West ‘invested too much’ in Kiev
However, all these facts are unlikely to change the attitude towards the Ukrainian conflict in the West partly because western countries care more about their own vested interests than the truth, the analysts warned.
The European policymakers “have invested a lot of political capital into saying that Russia has invaded Ukraine in the Donbass,” Laughland said, adding that it is now the official position of the EU. Even if they understand what the real situation is, it will still “take a long time before they change their mind on that,” he warned.

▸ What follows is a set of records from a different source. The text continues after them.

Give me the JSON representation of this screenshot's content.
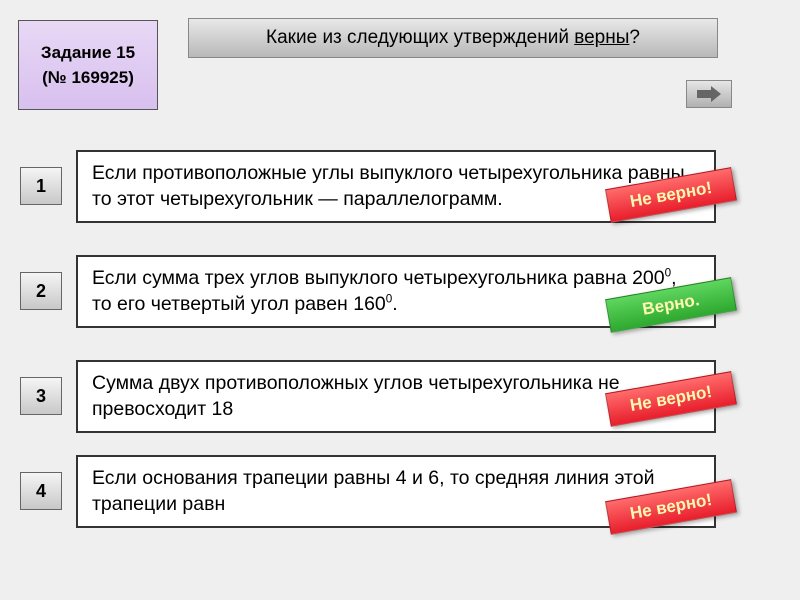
{
  "task": {
    "title": "Задание 15",
    "number": "(№ 169925)"
  },
  "question": {
    "prefix": "Какие из следующих утверждений ",
    "emph": "верны",
    "suffix": "?"
  },
  "nav": {
    "next": "next-arrow"
  },
  "statements": [
    {
      "num": "1",
      "html": "Если противоположные углы выпуклого четырехугольника равны, то этот четырехугольник — параллелограмм.",
      "badge": "Не верно!",
      "correct": false
    },
    {
      "num": "2",
      "html": "Если сумма трех углов выпуклого четырехугольника равна 200<sup>0</sup>, то его четвертый угол равен 160<sup>0</sup>.",
      "badge": "Верно.",
      "correct": true
    },
    {
      "num": "3",
      "html": "Сумма двух противоположных углов четырехугольника не превосходит 18",
      "badge": "Не верно!",
      "correct": false
    },
    {
      "num": "4",
      "html": "Если основания трапеции равны 4 и 6, то средняя линия этой трапеции равн",
      "badge": "Не верно!",
      "correct": false
    }
  ],
  "colors": {
    "accent_purple": "#d8c0ef",
    "badge_red": "#e81e2c",
    "badge_green": "#2ea82e"
  }
}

Jatras believes that US and European officials might even pledge increased support to Ukraine, playing right into the hands of Kiev that wants to “ensure that there is no rapprochement between Washington and Moscow” and sees “anything that cranks up tensions further as beneficial.”
This incident benefits all “foreign actors interested in keeping Russo-Ukrainian tensions high, headed by the US deep state, the liberal-interventionist leadership of NATO” and even the UK, which has been waging a reckless anti-Russian campaign for quite some time by now, Pavic said.
The West will eventually attempt to pin the blame for Zakharchenko’s murder on some local actors or frame it as a result of some sort of internal power struggle, the analyst predicted. He went on to say that this incident could also “boost Poroshenko’s standing with the promoters of the hysterical anti-Russian campaign in the US, many of whom will be present at John McCain’s funeral, which Poroshenko is scheduled to attend.”
Mainstream media is, meanwhile, likely to downplay the whole issue or even simply ignore it, Laughland said, warning that this murder could have disastrous consequences for the situation in the region. “This assassination could potentially destroy every possibility of a political settlement and we will be back to the worst period of the Ukrainian conflict. It will destroy the political process,” he said.